What is expected →
Within these entries, how many lines contain the word "right"? Answer with the number alone.

(Provided records)

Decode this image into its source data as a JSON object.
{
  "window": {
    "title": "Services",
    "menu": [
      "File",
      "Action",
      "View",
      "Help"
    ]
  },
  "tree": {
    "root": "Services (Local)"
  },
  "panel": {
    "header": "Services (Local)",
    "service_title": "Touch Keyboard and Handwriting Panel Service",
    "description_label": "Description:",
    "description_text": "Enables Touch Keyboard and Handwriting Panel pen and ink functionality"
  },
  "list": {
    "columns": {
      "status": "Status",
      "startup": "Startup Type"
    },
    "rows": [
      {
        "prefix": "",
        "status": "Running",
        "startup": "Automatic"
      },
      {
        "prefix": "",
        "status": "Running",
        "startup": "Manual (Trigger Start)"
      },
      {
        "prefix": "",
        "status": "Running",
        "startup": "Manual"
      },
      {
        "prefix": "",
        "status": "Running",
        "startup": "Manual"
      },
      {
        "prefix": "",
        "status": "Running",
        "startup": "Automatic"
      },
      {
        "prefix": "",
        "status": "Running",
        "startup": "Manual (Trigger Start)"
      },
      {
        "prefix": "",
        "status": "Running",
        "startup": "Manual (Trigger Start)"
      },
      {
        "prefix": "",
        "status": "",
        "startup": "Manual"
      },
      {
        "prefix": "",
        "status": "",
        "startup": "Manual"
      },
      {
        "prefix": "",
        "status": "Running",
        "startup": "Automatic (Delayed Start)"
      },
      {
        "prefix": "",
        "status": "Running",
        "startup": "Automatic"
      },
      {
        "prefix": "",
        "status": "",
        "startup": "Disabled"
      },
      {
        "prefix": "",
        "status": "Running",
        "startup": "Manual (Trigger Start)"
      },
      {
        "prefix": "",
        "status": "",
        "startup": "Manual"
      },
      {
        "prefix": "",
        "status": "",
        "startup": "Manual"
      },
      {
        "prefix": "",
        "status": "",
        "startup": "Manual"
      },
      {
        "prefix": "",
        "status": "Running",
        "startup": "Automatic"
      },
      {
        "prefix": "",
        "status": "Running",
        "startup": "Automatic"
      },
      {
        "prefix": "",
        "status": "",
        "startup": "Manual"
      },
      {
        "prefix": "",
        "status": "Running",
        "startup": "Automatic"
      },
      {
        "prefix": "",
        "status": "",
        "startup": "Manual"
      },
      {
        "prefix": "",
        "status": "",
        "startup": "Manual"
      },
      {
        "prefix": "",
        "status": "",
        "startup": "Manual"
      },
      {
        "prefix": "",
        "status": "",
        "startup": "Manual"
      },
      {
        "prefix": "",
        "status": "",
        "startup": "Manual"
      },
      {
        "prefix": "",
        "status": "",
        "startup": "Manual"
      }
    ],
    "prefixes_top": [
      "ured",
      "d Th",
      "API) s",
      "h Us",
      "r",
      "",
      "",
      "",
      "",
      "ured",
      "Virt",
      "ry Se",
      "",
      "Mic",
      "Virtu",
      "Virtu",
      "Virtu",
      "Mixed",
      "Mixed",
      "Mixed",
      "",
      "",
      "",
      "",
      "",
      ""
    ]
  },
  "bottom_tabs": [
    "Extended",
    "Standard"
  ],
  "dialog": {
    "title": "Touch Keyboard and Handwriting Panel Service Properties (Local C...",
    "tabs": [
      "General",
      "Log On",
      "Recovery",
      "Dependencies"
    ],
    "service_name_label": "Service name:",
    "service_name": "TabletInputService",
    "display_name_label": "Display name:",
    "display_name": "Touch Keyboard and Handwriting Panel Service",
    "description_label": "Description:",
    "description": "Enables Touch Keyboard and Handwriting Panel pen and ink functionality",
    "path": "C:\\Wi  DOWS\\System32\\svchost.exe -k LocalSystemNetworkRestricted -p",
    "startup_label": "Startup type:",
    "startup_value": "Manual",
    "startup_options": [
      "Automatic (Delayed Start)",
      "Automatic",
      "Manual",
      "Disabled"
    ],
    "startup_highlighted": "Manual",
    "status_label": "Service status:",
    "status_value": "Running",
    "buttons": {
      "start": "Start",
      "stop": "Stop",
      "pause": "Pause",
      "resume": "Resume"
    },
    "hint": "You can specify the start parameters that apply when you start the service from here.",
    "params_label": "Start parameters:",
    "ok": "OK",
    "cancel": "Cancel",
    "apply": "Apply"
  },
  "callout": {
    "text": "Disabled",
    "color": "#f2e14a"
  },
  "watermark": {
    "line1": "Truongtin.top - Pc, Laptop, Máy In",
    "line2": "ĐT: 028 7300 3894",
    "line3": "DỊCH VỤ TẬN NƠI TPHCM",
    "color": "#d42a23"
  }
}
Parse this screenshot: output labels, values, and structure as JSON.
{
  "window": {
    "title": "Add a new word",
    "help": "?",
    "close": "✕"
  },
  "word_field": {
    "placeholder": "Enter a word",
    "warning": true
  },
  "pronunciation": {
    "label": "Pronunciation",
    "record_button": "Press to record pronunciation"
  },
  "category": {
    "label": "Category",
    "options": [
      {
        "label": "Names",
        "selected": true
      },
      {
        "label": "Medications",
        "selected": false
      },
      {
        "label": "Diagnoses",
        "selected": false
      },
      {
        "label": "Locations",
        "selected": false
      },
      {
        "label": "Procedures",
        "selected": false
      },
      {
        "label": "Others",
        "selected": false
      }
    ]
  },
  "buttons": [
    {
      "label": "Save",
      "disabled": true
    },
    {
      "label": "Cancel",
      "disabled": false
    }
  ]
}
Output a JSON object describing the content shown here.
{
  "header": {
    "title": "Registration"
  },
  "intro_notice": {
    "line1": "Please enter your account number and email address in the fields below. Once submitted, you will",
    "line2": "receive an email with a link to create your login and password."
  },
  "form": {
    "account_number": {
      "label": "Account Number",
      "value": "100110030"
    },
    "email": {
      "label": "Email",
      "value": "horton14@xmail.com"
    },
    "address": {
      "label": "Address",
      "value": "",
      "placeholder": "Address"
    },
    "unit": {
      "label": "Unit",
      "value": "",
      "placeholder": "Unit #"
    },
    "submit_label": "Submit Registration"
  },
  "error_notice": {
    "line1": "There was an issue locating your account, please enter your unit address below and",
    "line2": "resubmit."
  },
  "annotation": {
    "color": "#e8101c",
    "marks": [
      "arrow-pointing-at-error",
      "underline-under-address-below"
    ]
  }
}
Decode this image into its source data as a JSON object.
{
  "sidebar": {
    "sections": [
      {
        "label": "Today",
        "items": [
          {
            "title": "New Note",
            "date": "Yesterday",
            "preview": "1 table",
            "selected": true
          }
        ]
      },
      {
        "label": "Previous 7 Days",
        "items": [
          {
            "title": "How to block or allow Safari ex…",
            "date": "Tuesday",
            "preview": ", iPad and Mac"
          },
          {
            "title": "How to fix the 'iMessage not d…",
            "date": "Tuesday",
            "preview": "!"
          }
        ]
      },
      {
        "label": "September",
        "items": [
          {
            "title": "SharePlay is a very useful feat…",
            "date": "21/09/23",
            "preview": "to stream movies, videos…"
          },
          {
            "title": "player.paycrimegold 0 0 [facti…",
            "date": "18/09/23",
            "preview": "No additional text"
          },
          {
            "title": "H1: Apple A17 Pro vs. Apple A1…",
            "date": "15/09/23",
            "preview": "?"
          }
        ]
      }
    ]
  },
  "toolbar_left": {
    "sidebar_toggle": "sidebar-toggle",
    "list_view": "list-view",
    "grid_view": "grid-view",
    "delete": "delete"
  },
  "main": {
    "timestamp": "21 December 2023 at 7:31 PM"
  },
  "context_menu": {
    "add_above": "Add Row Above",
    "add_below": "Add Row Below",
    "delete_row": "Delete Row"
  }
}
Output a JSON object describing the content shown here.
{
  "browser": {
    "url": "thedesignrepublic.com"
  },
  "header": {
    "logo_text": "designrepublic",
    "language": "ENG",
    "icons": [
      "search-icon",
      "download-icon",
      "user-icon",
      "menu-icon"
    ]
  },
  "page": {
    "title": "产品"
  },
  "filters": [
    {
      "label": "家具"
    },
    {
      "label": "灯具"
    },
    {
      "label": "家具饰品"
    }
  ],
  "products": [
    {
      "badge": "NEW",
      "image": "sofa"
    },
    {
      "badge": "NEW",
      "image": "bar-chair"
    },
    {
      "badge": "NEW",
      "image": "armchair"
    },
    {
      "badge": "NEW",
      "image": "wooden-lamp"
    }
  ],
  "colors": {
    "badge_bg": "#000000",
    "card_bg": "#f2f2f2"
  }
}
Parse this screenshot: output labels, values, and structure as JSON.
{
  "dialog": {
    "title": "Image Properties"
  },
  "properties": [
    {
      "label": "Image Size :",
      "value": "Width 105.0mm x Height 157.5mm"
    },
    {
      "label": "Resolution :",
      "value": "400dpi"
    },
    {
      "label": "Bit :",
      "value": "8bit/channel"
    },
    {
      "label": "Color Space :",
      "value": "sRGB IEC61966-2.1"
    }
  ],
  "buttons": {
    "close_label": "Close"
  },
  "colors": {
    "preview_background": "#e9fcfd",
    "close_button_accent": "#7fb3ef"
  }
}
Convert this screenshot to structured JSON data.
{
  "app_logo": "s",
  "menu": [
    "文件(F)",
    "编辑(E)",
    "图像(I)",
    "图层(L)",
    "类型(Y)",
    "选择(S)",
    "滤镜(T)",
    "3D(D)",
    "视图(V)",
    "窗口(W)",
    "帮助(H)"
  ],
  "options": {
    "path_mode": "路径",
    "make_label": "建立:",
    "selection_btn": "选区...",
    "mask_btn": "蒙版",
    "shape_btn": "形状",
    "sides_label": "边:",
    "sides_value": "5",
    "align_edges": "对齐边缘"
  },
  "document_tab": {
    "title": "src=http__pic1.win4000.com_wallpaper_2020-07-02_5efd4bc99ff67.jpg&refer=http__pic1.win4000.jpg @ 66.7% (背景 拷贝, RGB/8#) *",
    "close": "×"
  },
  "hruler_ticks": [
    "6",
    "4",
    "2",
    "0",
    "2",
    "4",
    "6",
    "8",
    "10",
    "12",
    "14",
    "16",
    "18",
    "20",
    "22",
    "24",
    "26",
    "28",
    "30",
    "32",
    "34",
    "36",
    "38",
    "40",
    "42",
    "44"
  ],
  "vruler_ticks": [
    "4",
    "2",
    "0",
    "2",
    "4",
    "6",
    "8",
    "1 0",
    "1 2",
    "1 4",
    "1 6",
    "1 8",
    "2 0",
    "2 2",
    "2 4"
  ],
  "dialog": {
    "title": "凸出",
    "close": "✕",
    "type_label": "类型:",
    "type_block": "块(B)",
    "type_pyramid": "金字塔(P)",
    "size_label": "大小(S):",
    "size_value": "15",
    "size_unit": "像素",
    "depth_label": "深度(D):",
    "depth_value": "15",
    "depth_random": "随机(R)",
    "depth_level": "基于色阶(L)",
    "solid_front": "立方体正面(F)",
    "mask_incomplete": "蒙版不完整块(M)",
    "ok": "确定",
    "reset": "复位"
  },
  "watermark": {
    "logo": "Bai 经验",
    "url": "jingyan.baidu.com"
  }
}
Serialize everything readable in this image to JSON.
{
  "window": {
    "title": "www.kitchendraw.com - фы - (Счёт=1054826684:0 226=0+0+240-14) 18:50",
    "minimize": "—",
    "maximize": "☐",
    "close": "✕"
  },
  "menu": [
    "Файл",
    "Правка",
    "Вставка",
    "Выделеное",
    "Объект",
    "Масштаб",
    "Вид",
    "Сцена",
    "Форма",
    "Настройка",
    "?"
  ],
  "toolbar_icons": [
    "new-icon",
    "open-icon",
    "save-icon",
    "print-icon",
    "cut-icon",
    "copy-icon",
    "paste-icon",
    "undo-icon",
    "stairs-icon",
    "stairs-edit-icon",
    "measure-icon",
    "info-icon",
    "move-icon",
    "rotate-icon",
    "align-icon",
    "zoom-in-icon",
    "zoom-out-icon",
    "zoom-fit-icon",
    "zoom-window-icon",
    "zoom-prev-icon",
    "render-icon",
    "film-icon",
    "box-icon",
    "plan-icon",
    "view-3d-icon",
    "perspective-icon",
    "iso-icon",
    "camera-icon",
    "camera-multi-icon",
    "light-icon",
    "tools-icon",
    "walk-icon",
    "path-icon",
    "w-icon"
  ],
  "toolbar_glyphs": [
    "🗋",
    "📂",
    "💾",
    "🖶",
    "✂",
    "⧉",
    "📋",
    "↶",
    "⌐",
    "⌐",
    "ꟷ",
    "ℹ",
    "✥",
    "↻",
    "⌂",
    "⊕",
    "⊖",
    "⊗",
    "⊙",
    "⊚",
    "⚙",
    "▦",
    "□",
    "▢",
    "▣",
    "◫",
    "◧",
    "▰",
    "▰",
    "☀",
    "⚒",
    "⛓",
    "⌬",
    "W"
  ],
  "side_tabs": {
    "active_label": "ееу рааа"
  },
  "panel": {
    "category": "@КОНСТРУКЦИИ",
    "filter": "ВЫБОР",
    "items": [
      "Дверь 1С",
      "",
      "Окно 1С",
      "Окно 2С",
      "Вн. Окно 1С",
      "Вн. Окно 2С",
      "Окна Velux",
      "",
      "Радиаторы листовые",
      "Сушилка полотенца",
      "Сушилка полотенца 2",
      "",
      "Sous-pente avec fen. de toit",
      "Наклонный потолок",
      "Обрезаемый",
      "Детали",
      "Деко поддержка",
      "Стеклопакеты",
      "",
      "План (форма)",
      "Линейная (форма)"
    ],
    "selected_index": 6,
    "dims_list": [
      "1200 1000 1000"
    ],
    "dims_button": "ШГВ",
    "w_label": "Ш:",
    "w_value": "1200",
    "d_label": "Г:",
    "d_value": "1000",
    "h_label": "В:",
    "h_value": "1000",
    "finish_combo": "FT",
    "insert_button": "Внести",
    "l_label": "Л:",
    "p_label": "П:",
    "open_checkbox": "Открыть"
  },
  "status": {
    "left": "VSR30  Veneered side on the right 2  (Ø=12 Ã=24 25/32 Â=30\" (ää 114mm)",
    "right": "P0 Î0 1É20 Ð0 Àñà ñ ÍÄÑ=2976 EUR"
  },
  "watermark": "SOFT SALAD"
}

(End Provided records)

Result of the task →
2